Recorded data:
· · · ·

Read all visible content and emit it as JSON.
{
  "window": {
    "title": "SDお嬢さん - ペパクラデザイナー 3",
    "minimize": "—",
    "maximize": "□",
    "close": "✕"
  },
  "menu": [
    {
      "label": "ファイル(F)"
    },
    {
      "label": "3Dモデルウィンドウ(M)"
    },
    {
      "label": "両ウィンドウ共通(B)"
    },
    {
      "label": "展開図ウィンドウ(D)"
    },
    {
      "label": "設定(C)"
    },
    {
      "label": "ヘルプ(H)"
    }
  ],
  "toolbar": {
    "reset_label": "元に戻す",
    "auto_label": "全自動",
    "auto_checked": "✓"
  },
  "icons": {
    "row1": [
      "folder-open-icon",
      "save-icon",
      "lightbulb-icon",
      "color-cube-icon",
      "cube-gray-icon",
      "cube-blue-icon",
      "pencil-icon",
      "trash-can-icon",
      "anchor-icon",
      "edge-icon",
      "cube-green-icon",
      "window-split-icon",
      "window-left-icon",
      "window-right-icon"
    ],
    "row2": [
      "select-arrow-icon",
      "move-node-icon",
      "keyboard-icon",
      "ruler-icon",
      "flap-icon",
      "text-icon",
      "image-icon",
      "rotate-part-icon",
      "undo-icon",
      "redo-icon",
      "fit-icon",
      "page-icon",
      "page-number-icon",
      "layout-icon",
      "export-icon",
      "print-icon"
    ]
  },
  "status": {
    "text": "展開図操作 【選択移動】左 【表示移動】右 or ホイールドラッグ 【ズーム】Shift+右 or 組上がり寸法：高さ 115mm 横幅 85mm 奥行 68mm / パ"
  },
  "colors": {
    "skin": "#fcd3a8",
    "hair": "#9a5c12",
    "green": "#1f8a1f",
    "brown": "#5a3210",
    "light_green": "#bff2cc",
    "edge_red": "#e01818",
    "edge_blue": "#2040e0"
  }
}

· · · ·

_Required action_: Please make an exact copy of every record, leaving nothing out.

_Completed exercise_:
Read all visible content and emit it as JSON.
{
  "window": {
    "title": "SDお嬢さん - ペパクラデザイナー 3",
    "minimize": "—",
    "maximize": "□",
    "close": "✕"
  },
  "menu": [
    {
      "label": "ファイル(F)"
    },
    {
      "label": "3Dモデルウィンドウ(M)"
    },
    {
      "label": "両ウィンドウ共通(B)"
    },
    {
      "label": "展開図ウィンドウ(D)"
    },
    {
      "label": "設定(C)"
    },
    {
      "label": "ヘルプ(H)"
    }
  ],
  "toolbar": {
    "reset_label": "元に戻す",
    "auto_label": "全自動",
    "auto_checked": "✓"
  },
  "icons": {
    "row1": [
      "folder-open-icon",
      "save-icon",
      "lightbulb-icon",
      "color-cube-icon",
      "cube-gray-icon",
      "cube-blue-icon",
      "pencil-icon",
      "trash-can-icon",
      "anchor-icon",
      "edge-icon",
      "cube-green-icon",
      "window-split-icon",
      "window-left-icon",
      "window-right-icon"
    ],
    "row2": [
      "select-arrow-icon",
      "move-node-icon",
      "keyboard-icon",
      "ruler-icon",
      "flap-icon",
      "text-icon",
      "image-icon",
      "rotate-part-icon",
      "undo-icon",
      "redo-icon",
      "fit-icon",
      "page-icon",
      "page-number-icon",
      "layout-icon",
      "export-icon",
      "print-icon"
    ]
  },
  "status": {
    "text": "展開図操作 【選択移動】左 【表示移動】右 or ホイールドラッグ 【ズーム】Shift+右 or 組上がり寸法：高さ 115mm 横幅 85mm 奥行 68mm / パ"
  },
  "colors": {
    "skin": "#fcd3a8",
    "hair": "#9a5c12",
    "green": "#1f8a1f",
    "brown": "#5a3210",
    "light_green": "#bff2cc",
    "edge_red": "#e01818",
    "edge_blue": "#2040e0"
  }
}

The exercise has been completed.